How long will the vaccine protect me from COVID-19?
While the studies haven’t indicated how long protection will last, early data show the COVID-19 vaccine is very effective for several months after the second dose. The degree of protection might be different for people who are immunocompromised, but the vaccine can still be given safely. Booster doses might be needed in the future, but this is still being studied.
Why do I still need to wear my mask and practice social distancing even after receiving both doses of the vaccine?
While the vaccine is extremely effective, a small percentage of those who receive it may not be fully protected, so we need to continue to practice the 4 Ws: Wear a mask, Wash your hands, Wipe down surfaces and Watch your distance.
Again, the vaccine will give us the opportunity to be more proactive in our response to COVID-19 as a community, but stopping a global pandemic requires that we use all tools available to us.
Read more about what to do after your COVID-19 vaccine.
Should I wait to get my mammogram after my COVID-19 vaccine? I keep hearing that a side effect of the vaccine is swollen lymph nodes, which can present as a false “finding” on a mammogram.
Yes. According to the Society of Breast Imaging, you should plan your mammogram around your vaccine. One side effect of the vaccine is swollen lymph nodes in the underarm area in response to injection site inflammation caused by the vaccine. When your breast radiologist sees swollen lymph nodes on a mammogram, it often requires further investigation. So in order to avoid false positives and unnecessary anxiety, experts recommend either scheduling your mammogram before your vaccine, or waiting until 4-6 weeks after your vaccination.
I keep hearing about the COVID-19 vaccine and testing for tuberculosis. What do I need to know?

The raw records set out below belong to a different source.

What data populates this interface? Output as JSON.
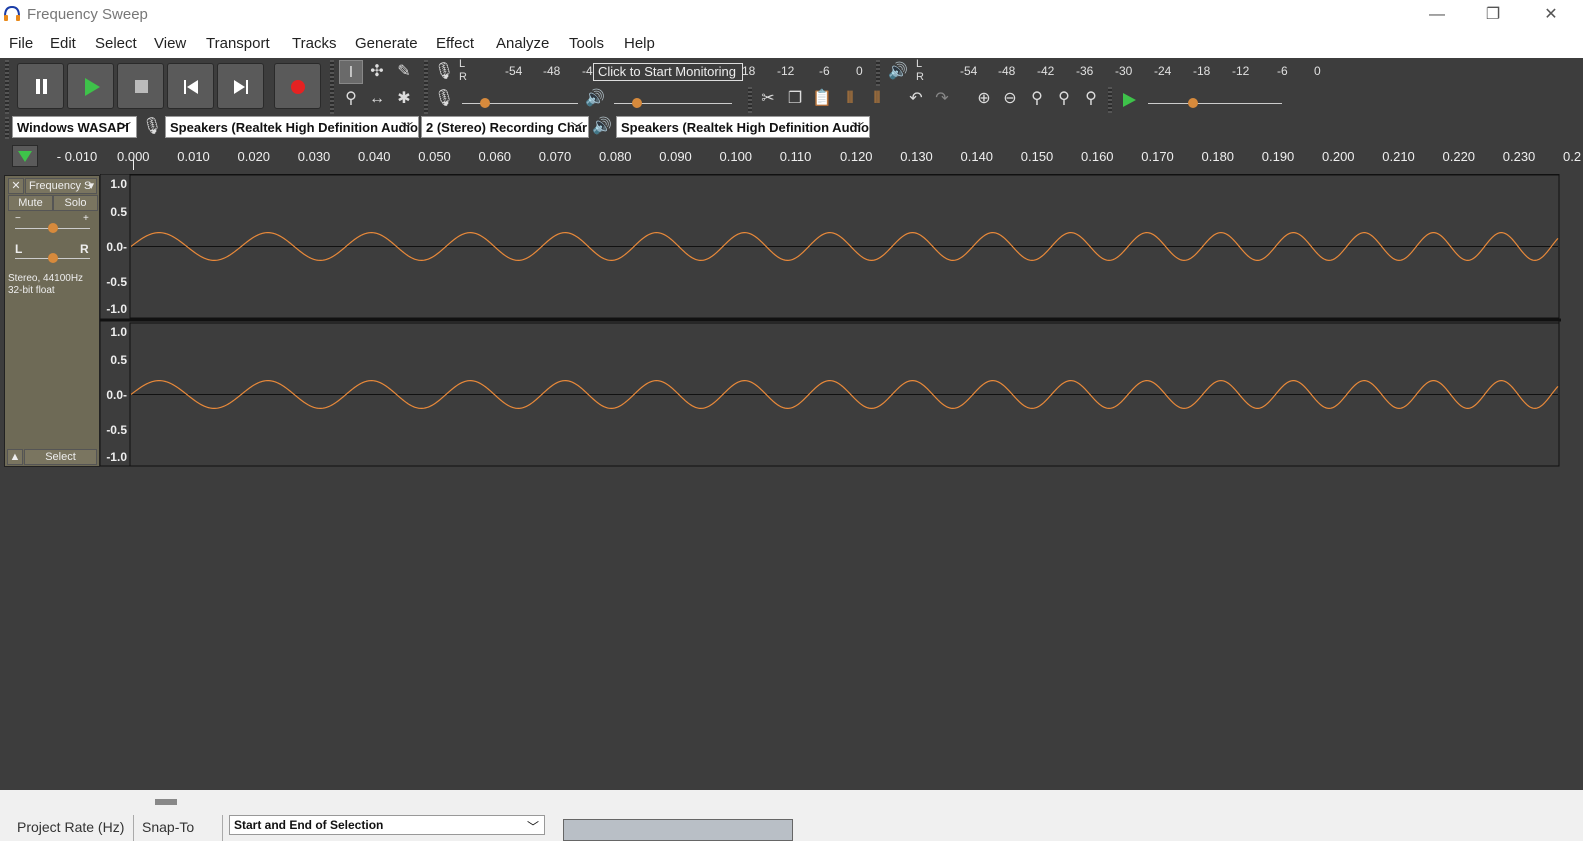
{
  "window": {
    "title": "Frequency Sweep",
    "minimize": "—",
    "restore": "❐",
    "close": "✕"
  },
  "menu": [
    "File",
    "Edit",
    "Select",
    "View",
    "Transport",
    "Tracks",
    "Generate",
    "Effect",
    "Analyze",
    "Tools",
    "Help"
  ],
  "meters": {
    "rec_ticks": [
      "-54",
      "-48",
      "-4",
      "18",
      "-12",
      "-6",
      "0"
    ],
    "play_ticks": [
      "-54",
      "-48",
      "-42",
      "-36",
      "-30",
      "-24",
      "-18",
      "-12",
      "-6",
      "0"
    ],
    "monitor_label": "Click to Start Monitoring",
    "lr": [
      "L",
      "R"
    ]
  },
  "device": {
    "host": "Windows WASAPI",
    "recording_device": "Speakers (Realtek High Definition Audio)",
    "channels": "2 (Stereo) Recording Char",
    "playback_device": "Speakers (Realtek High Definition Audio)"
  },
  "ruler": [
    "- 0.010",
    "0.000",
    "0.010",
    "0.020",
    "0.030",
    "0.040",
    "0.050",
    "0.060",
    "0.070",
    "0.080",
    "0.090",
    "0.100",
    "0.110",
    "0.120",
    "0.130",
    "0.140",
    "0.150",
    "0.160",
    "0.170",
    "0.180",
    "0.190",
    "0.200",
    "0.210",
    "0.220",
    "0.230",
    "0.2"
  ],
  "track": {
    "name": "Frequency S",
    "close": "✕",
    "mute": "Mute",
    "solo": "Solo",
    "gain_minus": "−",
    "gain_plus": "+",
    "pan_left": "L",
    "pan_right": "R",
    "info_line1": "Stereo, 44100Hz",
    "info_line2": "32-bit float",
    "select": "Select",
    "scale": [
      "1.0",
      "0.5",
      "0.0-",
      "-0.5",
      "-1.0"
    ]
  },
  "colors": {
    "waveform": "#e8893a",
    "track_bg": "#3d3d3d",
    "panel": "#6e6a56"
  },
  "status": {
    "project_rate": "Project Rate (Hz)",
    "snap_to": "Snap-To",
    "selection_mode": "Start and End of Selection"
  }
}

There is no link between COVID-19 and tuberculosis. Although both infections attack the lungs, they present very differently. Because it is unknown whether the COVID-19 vaccine might change the reliability of TB testing (either the skin test or the blood test), right now it is recommended to have your TB test before your COVID-19 vaccination, or at least 4 weeks after completing the vaccine series.
Where can I learn more?